View Full Version : Death of Kodachrome

12-30-10, 11:03 AM
Most here have probably gone completely digital, but does anyone miss real film? Today is the very last day that the remaining lab in the world processing Kodachrome will do so. After that, the machinery will be sold for scraps.

I have a digital camera but absolutely nothing replaces my Nikon F4.

I was feeling pretty good this morning and after just finishing a run, thought I'd quickly take a look at the news.

Life as a whole certainly has more pressing problems, but I am mourning Kodachrome's demise.

Does anyone feel the same?

01-04-11, 11:09 PM
You give us those nice bright colors
You give us the greens of summers
Makes you think all the world's a sunny day, oh yeah!
I got a Nikon camera
I love to take a photograph
So Mama, don't take my Kodachrome away

More lyrics:

yes I too am morning this loss. something has been taken away.

03-12-11, 04:58 PM
I'm a film shooter.

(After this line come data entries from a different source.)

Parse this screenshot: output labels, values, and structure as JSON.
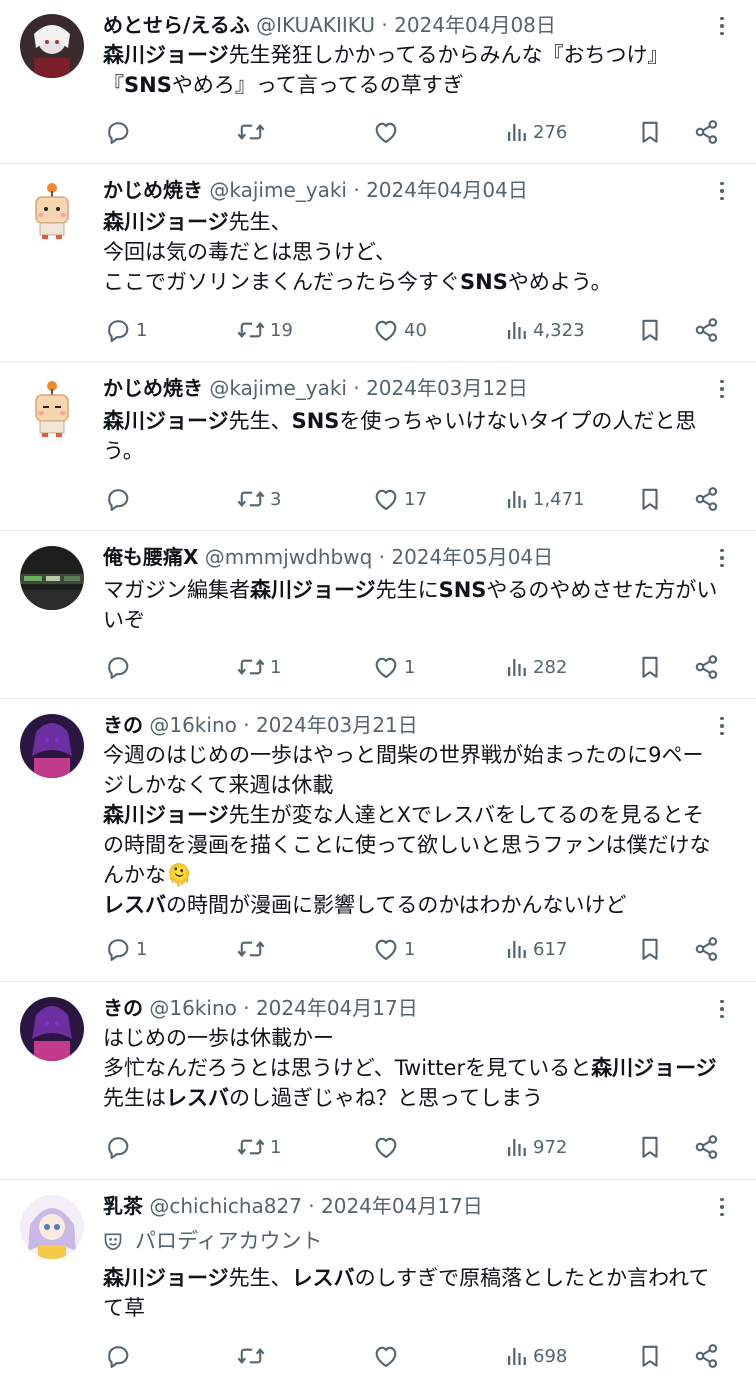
{
  "tweets": [
    {
      "name": "めとせら/えるふ",
      "handle": "@IKUAKIIKU",
      "date": "2024年04月08日",
      "lines": [
        [
          {
            "t": "森川ジョージ",
            "b": true
          },
          {
            "t": "先生発狂しかかってるからみんな『おちつけ』",
            "b": false
          }
        ],
        [
          {
            "t": "『",
            "b": false
          },
          {
            "t": "SNS",
            "b": true
          },
          {
            "t": "やめろ』って言ってるの草すぎ",
            "b": false
          }
        ]
      ],
      "reply": "",
      "retweet": "",
      "like": "",
      "views": "276"
    },
    {
      "name": "かじめ焼き",
      "handle": "@kajime_yaki",
      "date": "2024年04月04日",
      "lines": [
        [
          {
            "t": "森川ジョージ",
            "b": true
          },
          {
            "t": "先生、",
            "b": false
          }
        ],
        [
          {
            "t": "今回は気の毒だとは思うけど、",
            "b": false
          }
        ],
        [
          {
            "t": "ここでガソリンまくんだったら今すぐ",
            "b": false
          },
          {
            "t": "SNS",
            "b": true
          },
          {
            "t": "やめよう。",
            "b": false
          }
        ]
      ],
      "reply": "1",
      "retweet": "19",
      "like": "40",
      "views": "4,323"
    },
    {
      "name": "かじめ焼き",
      "handle": "@kajime_yaki",
      "date": "2024年03月12日",
      "lines": [
        [
          {
            "t": "森川ジョージ",
            "b": true
          },
          {
            "t": "先生、",
            "b": false
          },
          {
            "t": "SNS",
            "b": true
          },
          {
            "t": "を使っちゃいけないタイプの人だと思",
            "b": false
          }
        ],
        [
          {
            "t": "う。",
            "b": false
          }
        ]
      ],
      "reply": "",
      "retweet": "3",
      "like": "17",
      "views": "1,471"
    },
    {
      "name": "俺も腰痛X",
      "handle": "@mmmjwdhbwq",
      "date": "2024年05月04日",
      "lines": [
        [
          {
            "t": "マガジン編集者",
            "b": false
          },
          {
            "t": "森川ジョージ",
            "b": true
          },
          {
            "t": "先生に",
            "b": false
          },
          {
            "t": "SNS",
            "b": true
          },
          {
            "t": "やるのやめさせた方がい",
            "b": false
          }
        ],
        [
          {
            "t": "いぞ",
            "b": false
          }
        ]
      ],
      "reply": "",
      "retweet": "1",
      "like": "1",
      "views": "282"
    },
    {
      "name": "きの",
      "handle": "@16kino",
      "date": "2024年03月21日",
      "lines": [
        [
          {
            "t": "今週のはじめの一歩はやっと間柴の世界戦が始まったのに9ペー",
            "b": false
          }
        ],
        [
          {
            "t": "ジしかなくて来週は休載",
            "b": false
          }
        ],
        [
          {
            "t": "森川ジョージ",
            "b": true
          },
          {
            "t": "先生が変な人達とXでレスバをしてるのを見るとそ",
            "b": false
          }
        ],
        [
          {
            "t": "の時間を漫画を描くことに使って欲しいと思うファンは僕だけな",
            "b": false
          }
        ],
        [
          {
            "t": "んかな🫠",
            "b": false
          }
        ],
        [
          {
            "t": "レスバ",
            "b": true
          },
          {
            "t": "の時間が漫画に影響してるのかはわかんないけど",
            "b": false
          }
        ]
      ],
      "reply": "1",
      "retweet": "",
      "like": "1",
      "views": "617"
    },
    {
      "name": "きの",
      "handle": "@16kino",
      "date": "2024年04月17日",
      "lines": [
        [
          {
            "t": "はじめの一歩は休載かー",
            "b": false
          }
        ],
        [
          {
            "t": "多忙なんだろうとは思うけど、Twitterを見ていると",
            "b": false
          },
          {
            "t": "森川ジョージ",
            "b": true
          }
        ],
        [
          {
            "t": "先生は",
            "b": false
          },
          {
            "t": "レスバ",
            "b": true
          },
          {
            "t": "のし過ぎじゃね？と思ってしまう",
            "b": false
          }
        ]
      ],
      "reply": "",
      "retweet": "1",
      "like": "",
      "views": "972"
    },
    {
      "name": "乳茶",
      "handle": "@chichicha827",
      "date": "2024年04月17日",
      "badge": "パロディアカウント",
      "lines": [
        [
          {
            "t": "森川ジョージ",
            "b": true
          },
          {
            "t": "先生、",
            "b": false
          },
          {
            "t": "レスバ",
            "b": true
          },
          {
            "t": "のしすぎで原稿落としたとか言われて",
            "b": false
          }
        ],
        [
          {
            "t": "て草",
            "b": false
          }
        ]
      ],
      "reply": "",
      "retweet": "",
      "like": "",
      "views": "698"
    }
  ],
  "colors": {
    "text": "#0f1419",
    "secondary": "#536471",
    "divider": "#e1e6ea"
  },
  "icons": [
    "reply-icon",
    "retweet-icon",
    "like-icon",
    "views-icon",
    "bookmark-icon",
    "share-icon",
    "more-icon",
    "parody-mask-icon"
  ]
}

New to photography in general though. My dad had a stash of old manual nikon bodies and a few lenses, so I got straight into them. I'd probably played with a digital camera a few times, but I came across some photo books when we were clearing out. Hyperfocusing as we do, I sat & learned all about apertures and f-stops before I even had a camera in by hand. Only really beginning to understand it all though.

Needless to say, there is just something extra when shooting film. All the home-dev stuff too. Nothing wrong with digital though, just not my bag. And yes, much mourning in the world of film. I never had a chance to shoot kodachrome, unfortunately. But it is one of many films that have been discontinued lately.

The best way to mourn them is by celebrating them. find expired specimens and make a project with them.

But there have been advances too. Film ain't dead yet!

03-12-11, 05:38 PM
So far I have seen nothing that will the color and clarity of the Kchromes. I have over 4000 slides taken with mostly with this film.

Digital cameras are easy but they simply are not the same. I don't have the control over the image that I had with my Canons and Kchrome.

Oh yes, with Nikon, you can use most of your lens with new digital Nikon.

I have two full darkroom setups and probably will not set them up again. I would like to use my 4x5 cameras though. Perhaps in time.


03-30-11, 09:10 AM
Life as a whole certainly has more pressing problems, but I am mourning Kodachrome's demise.

Does anyone feel the same?

Somewhat, yes. I haven't used real analog film in quite a while, and I was never really into photography. But I found it very interesting, and my dad taught me how to develop b&w film because he had been an avid amateur photographer before we were born. I found the process somewhat magical.
Later on he also taught me to use that apparatus (I don't know the english word for it) that you project your negative on the photo paper with; and all the stuff with determining the exposure time, the developing etc.

I have never done colour development, but I did read some of his old books about that. The author was really enthusiastic about all the different brands of colour film and how they all had their own personality. Kodachrome indeed was very bright with intense colours, while agfacolour was somewhat pastel-tinted. He mentioned many more like Ferraniacolor and Anscochrome. :) those names still give me the same feeling of curiousity and wonder as ever.

It struck me that there are quite a number of iPhone applications that mimic these old film materials. So the notion that this film character was interesting is certainly still alive.

And more in general, I like the sort of technology where you can still see what's going on - even though I love to try out every new digital gizmo. Last year I wanted to get a video camera to take on a long trip to scandinavia and it is amazing what quality you get for so little money: full 1080p HD, 60 frames/sec, and a tiny memory chip that holds an almost unbelievable amount of video and/or photos. But still - it is all locked up and away in little black pandora's boxes and you can't see what is going on.

A friend of mine is a classical composer, and she just got an original Edison phonograph to use in one of her pieces .. she has this same fascination with that old straightforward technology of meandering grooves and glowing radio valves, the smell of warm bakelite.

04-06-11, 08:27 AM

At least you have this to look forward to.

04-17-11, 05:25 PM
My 17 yo daughter was introduced to film some years ago.
She still loves to work inside a darkroom whenever she gets the chance.
She has a friend who ran the darkroom at the local university and took her through it, even letting her process some paper.

My daughter recently saved up for and purchased her own digital 35mm format camera.
It's unfortunate that she will never fully appreciate what film was all about.
But then, starting with digital, she will gain knowledge (at the rate she's going anyway) about this medium that will help her make the most of the pictures she does take now and in the future.:)